A group of 187 scholars of Japanese and East Asian studies have called on Japan to accurately address its history of colonial rule and wartime actions, particularly the “comfort women” who were forced to work in Japanese wartime military brothels.
In a letter sent Monday to Prime Minister Shinzo Abe, the group, including Pulitzer Prize-winning historian John Dower, and Ezra Vogel, professor emeritus of history at Harvard University and author of the 1979 best-seller “Japan As No. 1: Lessons for America,” said the ability to celebrate 70 years of peace between Japan and its neighbors was being undermined by the comfort women issue.
“This issue has become so distorted by nationalist invective in Japan as well as in Korea and China that many scholars, along with journalists and politicians, have lost sight of the fundamental goal of historical inquiry, which should be to understand the human condition and aspire to improve it,” the group, mostly from the U.S. and Europe, said.
Conservative and right-wing politicians, academics and media in Japan, as well as Abe, have long insisted the Japanese government and military was not directly involved in recruiting the women and did not force them to serve in comfort women stations.
“The ‘comfort women’ system was distinguished by its large scale and systematic management under the military, and by its exploitation of young, poor, and vulnerable women in areas colonized or occupied by Japan,” the letter said.
“Much of the archive of the Japanese imperial military was destroyed. The actions of local procurers who provided women to the military may never have been recorded. But historians have unearthed numerous documents demonstrating the military’s involvement in the transfer of women and the oversight of brothels,” it added.
Estimates of the number of comfort women vary between 20,000 and 200,000, a wide gap that has fueled anger and mistrust between Japan and South Korea in particular.
“Historians disagree over the precise number of ‘comfort women,’ which will probably never be known for certain. Establishing sound estimates of victims is important.

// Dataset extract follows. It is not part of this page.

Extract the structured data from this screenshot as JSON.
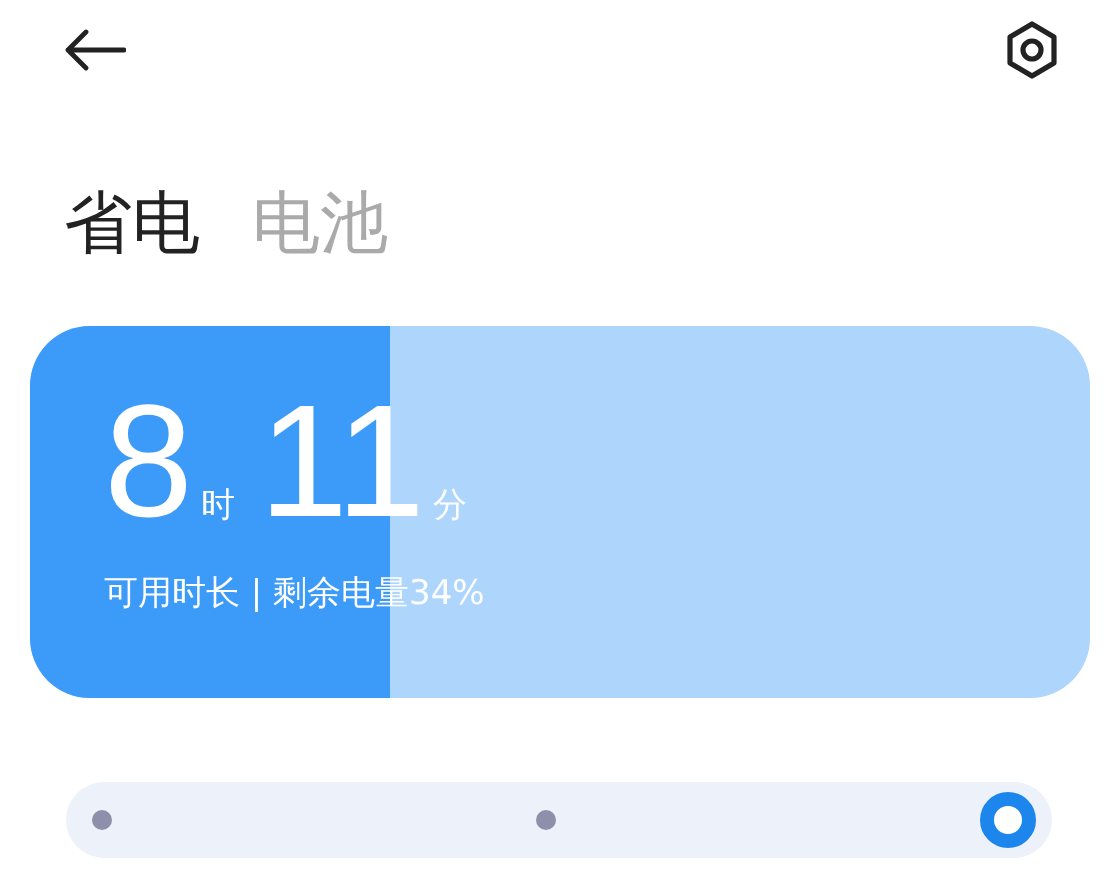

But, ultimately, whether the numbers are judged to have been in the tens of thousands or the hundreds of thousands will not alter the fact of the exploitation carried out throughout the Japanese empire and its war zones,” the letter said.
The letter concluded by noting that in his April 29 address to the U.S. Congress, Abe spoke of the universal value of human rights, of the importance of human security, and of facing the suffering that Japan caused other countries.
“We applaud these sentiments and urge the Prime Minister to act boldly on all of them,” the scholars said.